◆ Data under study ◆
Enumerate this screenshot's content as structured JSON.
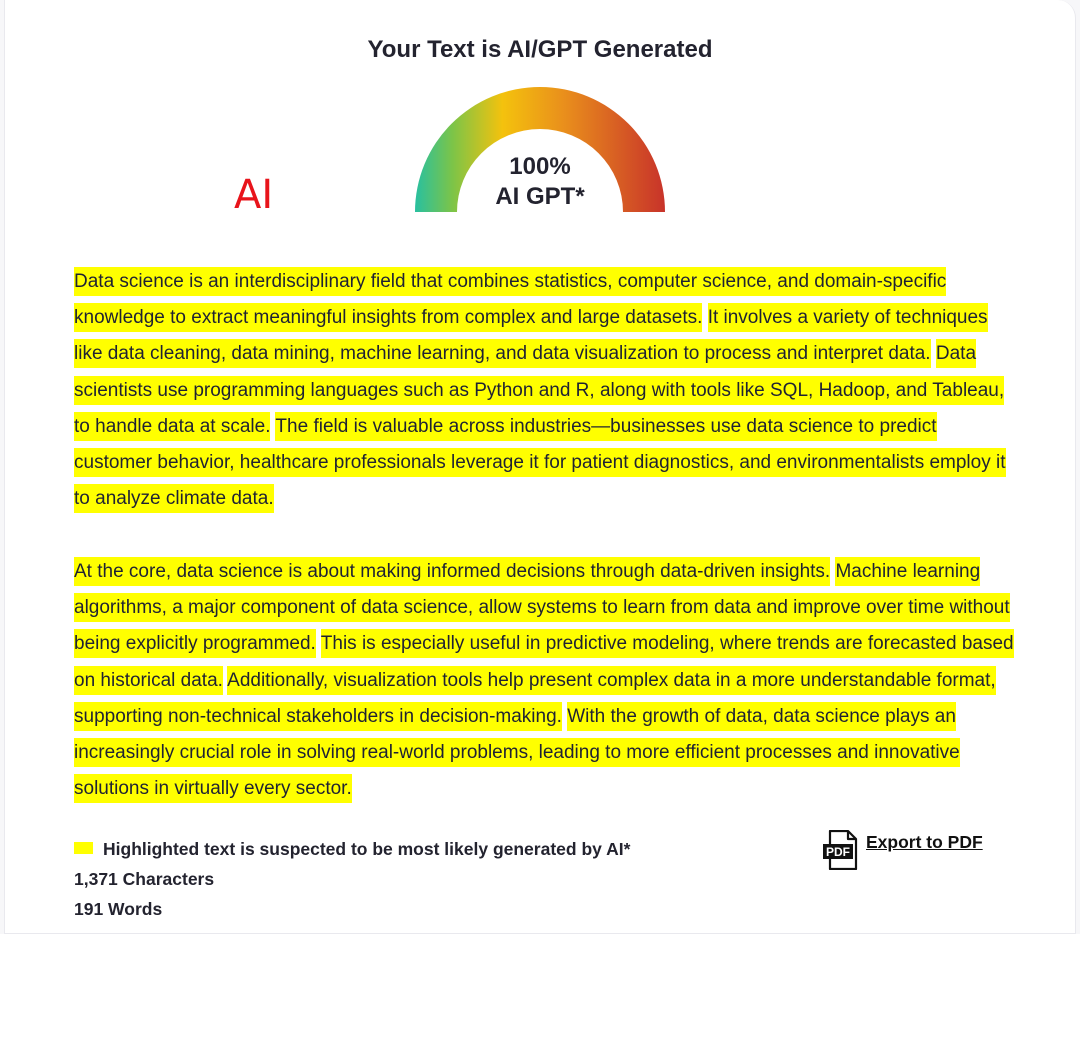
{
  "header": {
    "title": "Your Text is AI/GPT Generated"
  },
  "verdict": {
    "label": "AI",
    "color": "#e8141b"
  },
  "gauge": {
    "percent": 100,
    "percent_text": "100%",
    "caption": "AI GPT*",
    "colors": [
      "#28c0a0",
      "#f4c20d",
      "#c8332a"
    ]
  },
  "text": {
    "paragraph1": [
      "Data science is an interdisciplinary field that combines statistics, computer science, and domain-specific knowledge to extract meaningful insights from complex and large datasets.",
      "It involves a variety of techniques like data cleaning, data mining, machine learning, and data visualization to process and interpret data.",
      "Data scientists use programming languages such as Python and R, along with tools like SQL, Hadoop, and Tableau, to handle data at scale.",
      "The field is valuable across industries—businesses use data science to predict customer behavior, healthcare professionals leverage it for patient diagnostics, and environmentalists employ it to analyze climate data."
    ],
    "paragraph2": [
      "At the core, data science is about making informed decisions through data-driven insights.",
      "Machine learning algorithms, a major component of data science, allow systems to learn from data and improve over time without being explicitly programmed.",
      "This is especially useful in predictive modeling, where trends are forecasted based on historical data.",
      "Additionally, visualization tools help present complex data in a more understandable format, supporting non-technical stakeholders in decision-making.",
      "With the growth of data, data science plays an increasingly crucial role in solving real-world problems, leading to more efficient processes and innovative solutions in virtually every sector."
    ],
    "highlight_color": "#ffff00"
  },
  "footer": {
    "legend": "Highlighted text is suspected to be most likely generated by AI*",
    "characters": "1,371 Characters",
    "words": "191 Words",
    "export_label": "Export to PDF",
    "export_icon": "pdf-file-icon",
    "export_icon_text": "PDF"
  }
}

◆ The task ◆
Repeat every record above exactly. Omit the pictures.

◆ Answer for this exercise ◆
Enumerate this screenshot's content as structured JSON.
{
  "header": {
    "title": "Your Text is AI/GPT Generated"
  },
  "verdict": {
    "label": "AI",
    "color": "#e8141b"
  },
  "gauge": {
    "percent": 100,
    "percent_text": "100%",
    "caption": "AI GPT*",
    "colors": [
      "#28c0a0",
      "#f4c20d",
      "#c8332a"
    ]
  },
  "text": {
    "paragraph1": [
      "Data science is an interdisciplinary field that combines statistics, computer science, and domain-specific knowledge to extract meaningful insights from complex and large datasets.",
      "It involves a variety of techniques like data cleaning, data mining, machine learning, and data visualization to process and interpret data.",
      "Data scientists use programming languages such as Python and R, along with tools like SQL, Hadoop, and Tableau, to handle data at scale.",
      "The field is valuable across industries—businesses use data science to predict customer behavior, healthcare professionals leverage it for patient diagnostics, and environmentalists employ it to analyze climate data."
    ],
    "paragraph2": [
      "At the core, data science is about making informed decisions through data-driven insights.",
      "Machine learning algorithms, a major component of data science, allow systems to learn from data and improve over time without being explicitly programmed.",
      "This is especially useful in predictive modeling, where trends are forecasted based on historical data.",
      "Additionally, visualization tools help present complex data in a more understandable format, supporting non-technical stakeholders in decision-making.",
      "With the growth of data, data science plays an increasingly crucial role in solving real-world problems, leading to more efficient processes and innovative solutions in virtually every sector."
    ],
    "highlight_color": "#ffff00"
  },
  "footer": {
    "legend": "Highlighted text is suspected to be most likely generated by AI*",
    "characters": "1,371 Characters",
    "words": "191 Words",
    "export_label": "Export to PDF",
    "export_icon": "pdf-file-icon",
    "export_icon_text": "PDF"
  }
}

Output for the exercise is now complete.